In the Forbes 2017 ranking of the Top 10 Richest Counties in America, four out of the top ten counties were in Northern Virginia, namely: Loudoun (#1), Falls Church (#2), Fairfax (#3) and Arlington (#8). Many of these high net-worth individuals living in this area are facing a divorce now or in the near future.
If you are one of them, what are the particular challenges and issues you will likely be facing?
Of course, your concerns will be influenced by your point of view. If you are the higher wage earner of the couple, you are concerned with whether you will be paying support, how much, and for how long.
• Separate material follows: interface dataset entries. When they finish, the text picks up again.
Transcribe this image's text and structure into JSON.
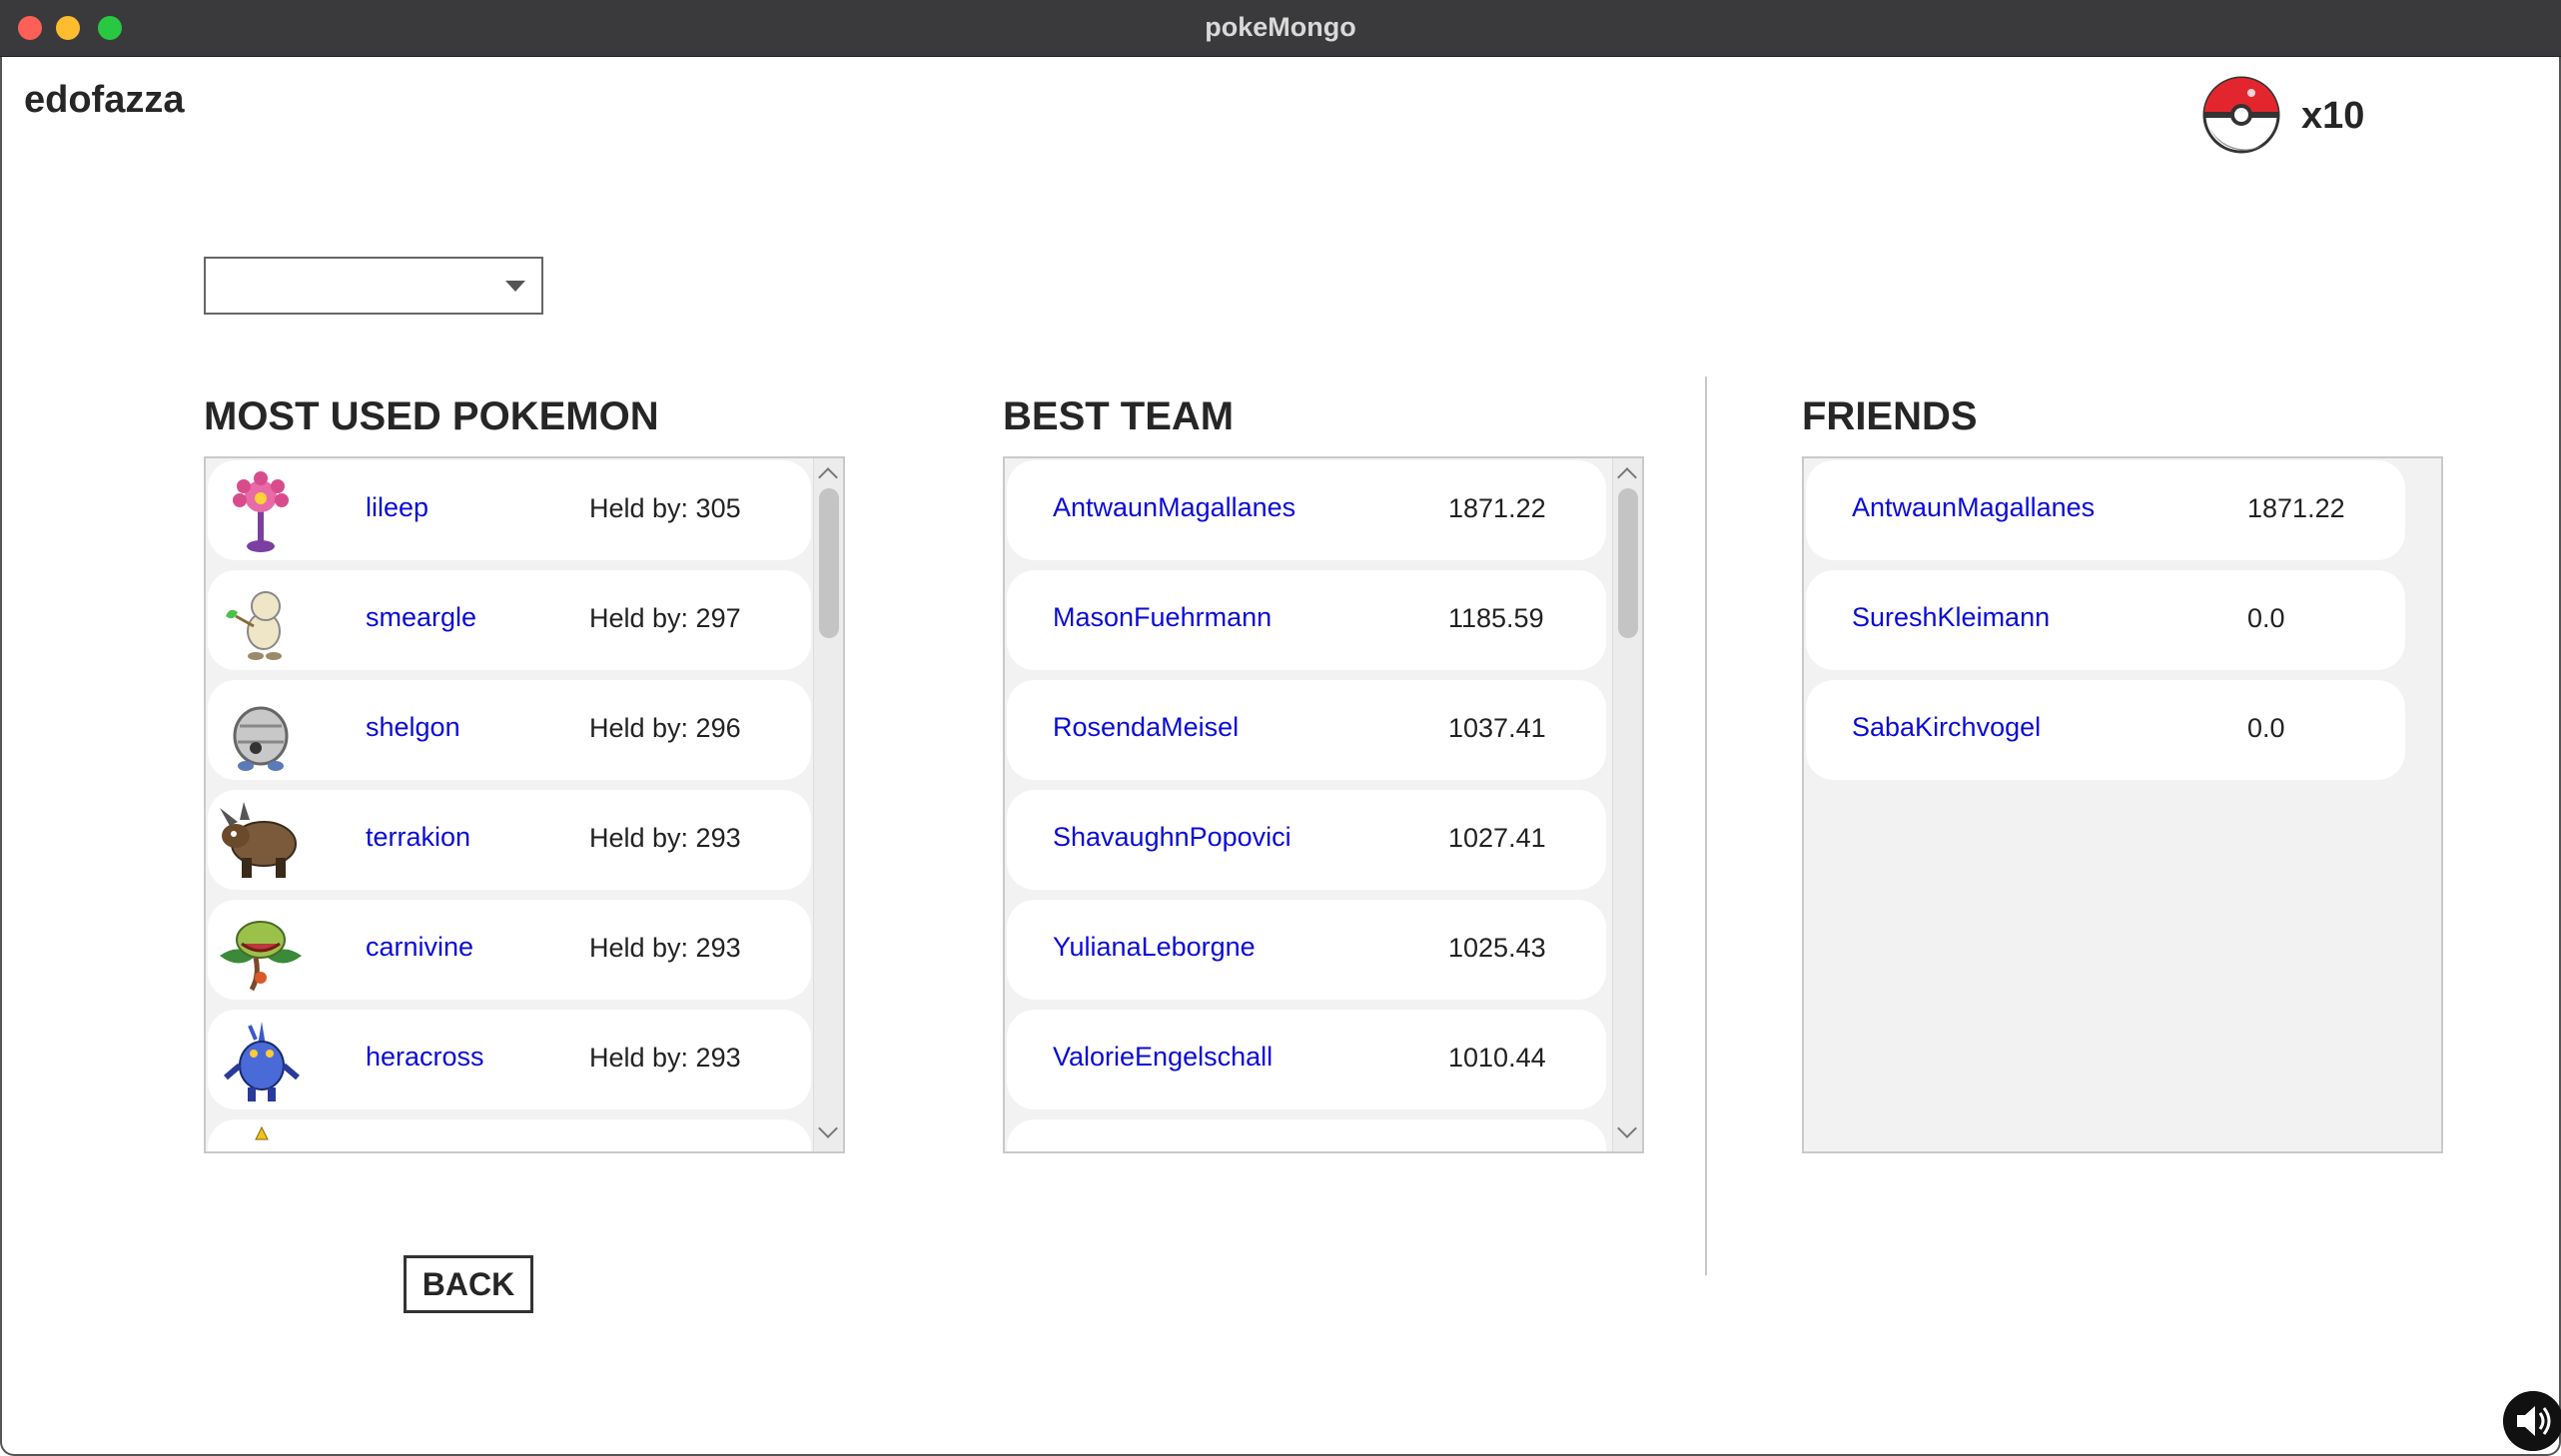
{
  "window": {
    "title": "pokeMongo"
  },
  "header": {
    "username": "edofazza",
    "pokeball_count": "x10"
  },
  "filter": {
    "selected": ""
  },
  "most_used": {
    "title": "MOST USED POKEMON",
    "items": [
      {
        "name": "lileep",
        "held": "Held by: 305"
      },
      {
        "name": "smeargle",
        "held": "Held by: 297"
      },
      {
        "name": "shelgon",
        "held": "Held by: 296"
      },
      {
        "name": "terrakion",
        "held": "Held by: 293"
      },
      {
        "name": "carnivine",
        "held": "Held by: 293"
      },
      {
        "name": "heracross",
        "held": "Held by: 293"
      }
    ]
  },
  "best_team": {
    "title": "BEST TEAM",
    "items": [
      {
        "name": "AntwaunMagallanes",
        "score": "1871.22"
      },
      {
        "name": "MasonFuehrmann",
        "score": "1185.59"
      },
      {
        "name": "RosendaMeisel",
        "score": "1037.41"
      },
      {
        "name": "ShavaughnPopovici",
        "score": "1027.41"
      },
      {
        "name": "YulianaLeborgne",
        "score": "1025.43"
      },
      {
        "name": "ValorieEngelschall",
        "score": "1010.44"
      }
    ]
  },
  "friends": {
    "title": "FRIENDS",
    "items": [
      {
        "name": "AntwaunMagallanes",
        "score": "1871.22"
      },
      {
        "name": "SureshKleimann",
        "score": "0.0"
      },
      {
        "name": "SabaKirchvogel",
        "score": "0.0"
      }
    ]
  },
  "actions": {
    "back_label": "BACK"
  },
  "colors": {
    "link": "#0b0bd6",
    "titlebar": "#3a3a3c",
    "pokeball_red": "#e3262d"
  }
}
If you have a business, you want to know whether you can afford to buy out your spouse, and how you can do so in a way that does not restrict your company’s ability to conduct business.
However, if you are the economically dependent spouse, you are concerned about such issues as whether you will be able to maintain the standard of living that you enjoyed during the marriage, and ensuring that you get everything, to which you are entitled, particularly given the personal and professional sacrifices you may have made to ensure your partner’s financial success.
What both parties often have in common is fear – fear that supporting the other spouse will be burdensome, or fear that you may suffer financially as a result of the divorce.
For both parties, addressing those fears begins with two things: knowledge and guidance. The high net-worth spouse needs to develop a comprehensive picture of all assets and their values. Pursuant to Virginia divorce law, assets are generally valued as of the date of separation. This can create complexities when, for example, the parties have been separated for a significant period of time. The date of valuation in Maryland and the District of Columbia, by contrast, is more nuanced.
Another key issue for the high net-worth individual is the characterization of an asset as marital or separate, or a combination of the two -what is referred to as a hybrid asset in Virginia.
Financial experts will be the key to determining the value of property as well as tracing marital and separate components of certain assets. The tax implications of the various ways of distributing assets are another realm in which an expert can provide invaluable assistance.
The economically-dependent spouse, on the other hand, feels vulnerable, particularly if she or he has not been actively involved in the family finances. As to the support issue, quantifying the standard of living during the marriage requires capturing all relevant expenses, whether it is the monthly cost of boarding the horses or the annual expense of the summer home. Understanding the other spouse’s income can also be complex, due to unusual income components such as bonuses, forgivable income, and loans from closely-held businesses, as well as payment of personal expenses from a business. On the asset side, the economically-dependent spouse may fear that assets have been hidden over a period of time, or that assets which have been characterized as having little worth are, in fact, quite valuable.
It is essential for each spouse to retain an experienced attorney who has a track record of handling high asset divorces and in achieving settlements (as opposed to a resolution dictated by a judge) since litigation is exponentially more expensive and creative options cannot be pursued.
The ability to work effectively with the other professionals likely to become involved in your case, particularly your spouse’s attorney, is also important. And a good sense of humor doesn’t hurt either!